US immigrants at a naturalization ceremony, Seattle, Washington, July 4, 2019 (Rebekah Welch/Seattle Times)
A federal judge blocks a Trump Administration requirement that immigrants prove they have health insurance or can pay for medical care before they get visas.
Judge Michael Simon of the US District Court in Portland, Oregon granted a temporary restraining order to prevent the rule from going into effect on Sunday.
Seven US citizens and a non-profit organization filed the lawsuit on Wednesday, arguing that almost two-thirds of all prospective legal immigrants will be blocked. They say immigrants on family-sponsored visas will be particularly affected.
Donald Trump issued the proclamation in early October targeting people seeking immigrant visas from abroad. It followed months of planning by hardline anti-immigrant advisor Stephen Miller, who is seeking to cut legal immigration in the US by about 25%.
Under the proclamation, immigrants must establish they are covered by health insurance within 30 days of entering the US or have enough financial resources to cover medical costs.
The immigrants cannot use Medicaid or subsidies under ObamaCare, which the Trump Administration is trying to curb.
Courts have also blocked the Trump Administration’s efforts to deny residency to immigrants who use public services such as Medicaid or food stamps.
The share of immigrants without health insurance dropped from 32% to 20% from 2013 to 2017, following implementation of Obama.
About 1.1 million people obtain green cards for permanent residency each year.
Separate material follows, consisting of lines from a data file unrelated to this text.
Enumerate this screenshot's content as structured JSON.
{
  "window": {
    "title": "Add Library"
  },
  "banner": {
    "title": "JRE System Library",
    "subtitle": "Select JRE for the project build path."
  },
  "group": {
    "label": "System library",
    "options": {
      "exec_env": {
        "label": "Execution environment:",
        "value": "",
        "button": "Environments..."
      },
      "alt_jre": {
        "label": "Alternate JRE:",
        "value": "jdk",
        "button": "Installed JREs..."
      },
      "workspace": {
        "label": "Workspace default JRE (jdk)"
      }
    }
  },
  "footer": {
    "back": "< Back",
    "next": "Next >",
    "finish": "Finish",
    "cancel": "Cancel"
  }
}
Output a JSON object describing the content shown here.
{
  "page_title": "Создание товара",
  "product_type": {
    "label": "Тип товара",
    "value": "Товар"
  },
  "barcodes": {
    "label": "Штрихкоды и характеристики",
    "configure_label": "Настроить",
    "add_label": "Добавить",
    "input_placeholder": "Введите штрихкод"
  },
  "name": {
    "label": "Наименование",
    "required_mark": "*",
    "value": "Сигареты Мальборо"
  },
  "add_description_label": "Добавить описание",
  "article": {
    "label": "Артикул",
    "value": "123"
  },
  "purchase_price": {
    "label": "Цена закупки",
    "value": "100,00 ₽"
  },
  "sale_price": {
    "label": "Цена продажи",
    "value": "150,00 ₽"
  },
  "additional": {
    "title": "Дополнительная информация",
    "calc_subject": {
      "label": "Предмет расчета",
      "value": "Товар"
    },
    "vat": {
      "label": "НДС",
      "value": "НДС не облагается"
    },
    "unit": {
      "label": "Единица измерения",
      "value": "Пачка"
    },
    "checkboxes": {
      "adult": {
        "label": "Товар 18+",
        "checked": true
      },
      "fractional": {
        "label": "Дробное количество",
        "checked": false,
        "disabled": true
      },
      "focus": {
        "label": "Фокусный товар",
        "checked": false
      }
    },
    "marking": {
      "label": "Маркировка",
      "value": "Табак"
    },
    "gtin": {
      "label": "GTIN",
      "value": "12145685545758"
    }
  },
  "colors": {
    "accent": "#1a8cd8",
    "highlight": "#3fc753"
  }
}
Jesse Bless of the American Immigration Lawyers Association said of Sunday’s suspension of the Administration rule, “Countless thousands across the country can breathe a sigh of relief today because the court recognized the urgent and irreparable harm that would have been inflicted.”
Judge Simon did not indicate when he will decide on the merits of the case.